When he lost the Olympics, the failure, says Spirou, “took the air out of his vision.” Had Chicago gotten the 2016 Olympic games, Spirou adds, Daley would likely still be mayor.
His announcement of his retirement left Chicagoans stunned. “People thought that he’d serve the entirety of his life,” says Larry Bennett, political science professor at DePaul and author of The Third City: Chicago and American Urbanism, “that he’d die in office as his father did.” The mistake they made, explains Bennett, is that Rich is “different than his dad. He had interests outside of politics.” Bennett imagines Rich saying to himself in the wake of the Olympics humiliation and the illness of his wife, Maggie, “I’ve been doing this for a hell of a long time.”
Bennett sees Rich Daley as someone who experienced “personal growth” as he grew older. “I think if either of us had met him when he was 20, we would have thought. 'Oh, Jesus, let’s end this conversation as quickly as possible.’ If we met him at 40, we would have thought of him as someone who knows something.”
On to other Daley brothers:
In my experience, most people don’t realize it, but there’s one more brother, Michael, the second son after Rich. He’s often called “the brains of the family,” an exceedingly private, self-effacing man, known as a smart lawyer, who has practiced for decades at what’s now called Daley and Georges. Both Rich and Bill practiced at earlier iterations of the firm, cofounded in 1935 by Richard J. Daley.
Michael is said to be the son who, brain-wise, most resembles the father—it’s the go-to firm for zoning and tax appeals and land-use issues. Clients include developers and others who deal with the city. DePaul lecturer and former Chicago Tribune writer John McCarron guesses that Michael’s practice has “lost some cachet” since his brother Rich retired, but likely still has plenty of business because Rich’s retirement and Bill’s pratfall do not rob Michael of his City Hall contacts and knowledge of which levers to pull.
Bill Daley’s sudden exit from the governor’s race, which made him look both like a ‘fraidy cat and a spoil sport, is not surprising. Indeed, his quitting the race could be viewed as the height of rationality. Joel Weisman, host of WTTW’s 'Chicago Tonight: The Week in Review,' says that Bill’s “private polling numbers…weren’t as good as he hoped” and that “people were not falling behind him faster.”
Add to that, says Redfield, organized labor’s hostility to NAFTA, which Daley had helped shepherd through Congress, and the fact that his older brother Rich’s accomplishments were not looking so good in the era of Rahm Emanuel. Redfield elaborates that Bill was not willing to subject himself in a primary to “rough and tumble” incumbent Pat Quinn, whom Redfield describes as a man who believes he’s “on the side of right and truth,” an ends-justifies-the-means guy, who, despite his “affable image,” has no hesitation to “get down and dirty—Daley wasn’t willing to pay that price.”
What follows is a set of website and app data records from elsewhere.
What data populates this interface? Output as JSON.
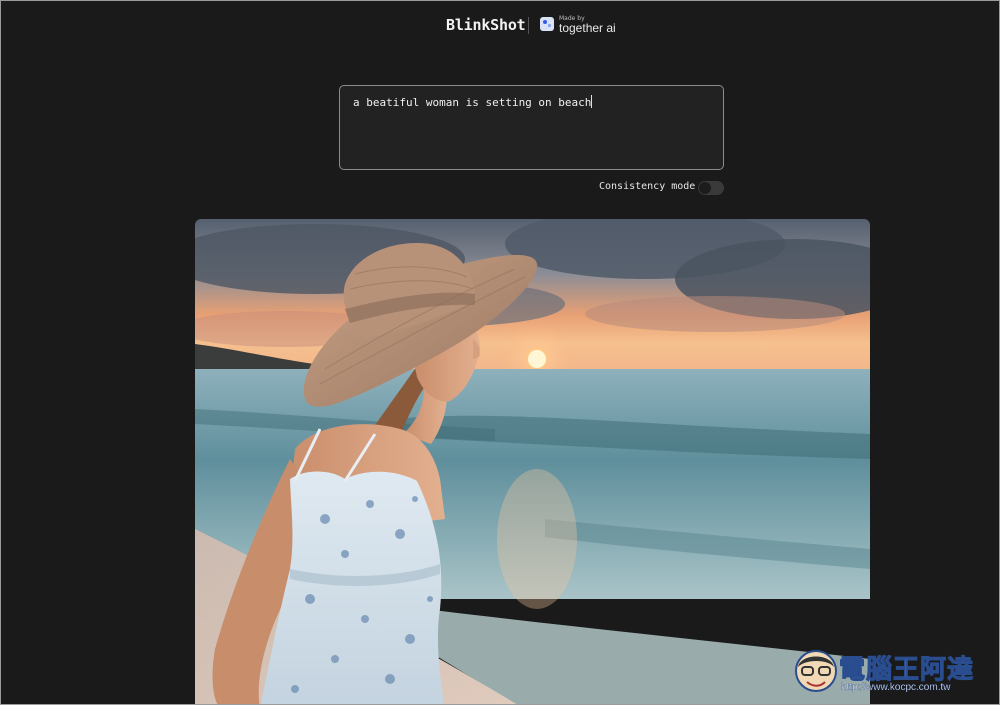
{
  "header": {
    "brand": "BlinkShot",
    "partner_prefix": "Made by",
    "partner_name": "together ai"
  },
  "prompt": {
    "value": "a beatiful woman is setting on beach"
  },
  "consistency": {
    "label": "Consistency mode",
    "enabled": false
  },
  "image": {
    "icon": "generated-image"
  },
  "watermark": {
    "text": "電腦王阿達",
    "url": "http://www.kocpc.com.tw"
  },
  "colors": {
    "background": "#1a1a1a",
    "input_bg": "#222222",
    "input_border": "#8c8c8c",
    "text": "#f0f0f0"
  }
}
Anyone in the third generation waiting in the wings to carry on the family franchise? Some thought that Rich Daley’s son, Patrick, with his military and business background, was the guy. In the meantime, that franchise has morphed from politics to business—business that benefits from Rich’s mayoral connections. With his father and his father’s former mayoral chief of staff, Patrick helps to run TUR Partners, which bills itself as a “global investment and advisory firm” with “dedicated practices” in the US, China and Russia. Doing business in the latter two countries may not be the best preparation for running a successful campaign for political office.
Women in the family? Both men mentioned above are sons of Rich Daley’s sisters—there were three of them—none of whom ever entered the political arena. Rich and Maggie’s daughter, Nora, chair of Steppenwolf’s Executive Committee, is known as a roll-up-her-sleeves hard worker. She is also a senior advisor to Metropolis Strategies, a nonprofit dedicated “to maintain and enhance the economic competitiveness of the Chicago region.”
So—fourth generation, anyone?